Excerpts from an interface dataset
:::

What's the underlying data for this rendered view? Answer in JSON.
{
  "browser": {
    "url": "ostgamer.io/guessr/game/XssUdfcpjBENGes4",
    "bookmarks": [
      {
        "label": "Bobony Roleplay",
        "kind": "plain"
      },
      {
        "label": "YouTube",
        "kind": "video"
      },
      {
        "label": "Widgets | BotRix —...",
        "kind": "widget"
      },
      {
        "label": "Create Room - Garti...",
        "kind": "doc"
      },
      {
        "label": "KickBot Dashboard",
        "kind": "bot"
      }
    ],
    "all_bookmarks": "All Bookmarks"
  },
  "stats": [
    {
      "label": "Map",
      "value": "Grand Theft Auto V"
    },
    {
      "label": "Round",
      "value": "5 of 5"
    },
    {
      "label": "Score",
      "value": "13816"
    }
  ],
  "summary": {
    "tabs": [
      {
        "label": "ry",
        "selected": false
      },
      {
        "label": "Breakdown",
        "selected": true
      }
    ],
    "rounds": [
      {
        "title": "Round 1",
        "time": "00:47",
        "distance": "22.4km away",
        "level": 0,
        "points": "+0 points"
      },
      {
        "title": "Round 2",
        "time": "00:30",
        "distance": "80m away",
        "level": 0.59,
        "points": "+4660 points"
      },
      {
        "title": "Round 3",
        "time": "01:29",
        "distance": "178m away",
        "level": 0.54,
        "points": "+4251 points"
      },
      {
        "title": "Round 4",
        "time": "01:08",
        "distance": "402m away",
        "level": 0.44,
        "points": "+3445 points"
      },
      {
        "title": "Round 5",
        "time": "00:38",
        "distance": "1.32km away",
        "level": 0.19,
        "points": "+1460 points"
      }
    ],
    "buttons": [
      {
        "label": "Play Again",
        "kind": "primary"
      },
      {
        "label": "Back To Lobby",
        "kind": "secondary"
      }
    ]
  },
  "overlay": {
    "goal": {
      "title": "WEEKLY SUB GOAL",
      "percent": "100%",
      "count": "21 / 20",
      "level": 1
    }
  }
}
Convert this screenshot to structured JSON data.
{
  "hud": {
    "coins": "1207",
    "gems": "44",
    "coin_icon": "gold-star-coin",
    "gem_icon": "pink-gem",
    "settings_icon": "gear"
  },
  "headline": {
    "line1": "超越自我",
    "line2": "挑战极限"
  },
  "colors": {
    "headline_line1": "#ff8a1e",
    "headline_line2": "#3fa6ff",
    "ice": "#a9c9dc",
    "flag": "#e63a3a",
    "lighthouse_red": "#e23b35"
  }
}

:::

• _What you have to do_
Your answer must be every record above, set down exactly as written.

• _Task answer_
What's the underlying data for this rendered view? Answer in JSON.
{
  "browser": {
    "url": "ostgamer.io/guessr/game/XssUdfcpjBENGes4",
    "bookmarks": [
      {
        "label": "Bobony Roleplay",
        "kind": "plain"
      },
      {
        "label": "YouTube",
        "kind": "video"
      },
      {
        "label": "Widgets | BotRix —...",
        "kind": "widget"
      },
      {
        "label": "Create Room - Garti...",
        "kind": "doc"
      },
      {
        "label": "KickBot Dashboard",
        "kind": "bot"
      }
    ],
    "all_bookmarks": "All Bookmarks"
  },
  "stats": [
    {
      "label": "Map",
      "value": "Grand Theft Auto V"
    },
    {
      "label": "Round",
      "value": "5 of 5"
    },
    {
      "label": "Score",
      "value": "13816"
    }
  ],
  "summary": {
    "tabs": [
      {
        "label": "ry",
        "selected": false
      },
      {
        "label": "Breakdown",
        "selected": true
      }
    ],
    "rounds": [
      {
        "title": "Round 1",
        "time": "00:47",
        "distance": "22.4km away",
        "level": 0,
        "points": "+0 points"
      },
      {
        "title": "Round 2",
        "time": "00:30",
        "distance": "80m away",
        "level": 0.59,
        "points": "+4660 points"
      },
      {
        "title": "Round 3",
        "time": "01:29",
        "distance": "178m away",
        "level": 0.54,
        "points": "+4251 points"
      },
      {
        "title": "Round 4",
        "time": "01:08",
        "distance": "402m away",
        "level": 0.44,
        "points": "+3445 points"
      },
      {
        "title": "Round 5",
        "time": "00:38",
        "distance": "1.32km away",
        "level": 0.19,
        "points": "+1460 points"
      }
    ],
    "buttons": [
      {
        "label": "Play Again",
        "kind": "primary"
      },
      {
        "label": "Back To Lobby",
        "kind": "secondary"
      }
    ]
  },
  "overlay": {
    "goal": {
      "title": "WEEKLY SUB GOAL",
      "percent": "100%",
      "count": "21 / 20",
      "level": 1
    }
  }
}
Convert this screenshot to structured JSON data.
{
  "hud": {
    "coins": "1207",
    "gems": "44",
    "coin_icon": "gold-star-coin",
    "gem_icon": "pink-gem",
    "settings_icon": "gear"
  },
  "headline": {
    "line1": "超越自我",
    "line2": "挑战极限"
  },
  "colors": {
    "headline_line1": "#ff8a1e",
    "headline_line2": "#3fa6ff",
    "ice": "#a9c9dc",
    "flag": "#e63a3a",
    "lighthouse_red": "#e23b35"
  }
}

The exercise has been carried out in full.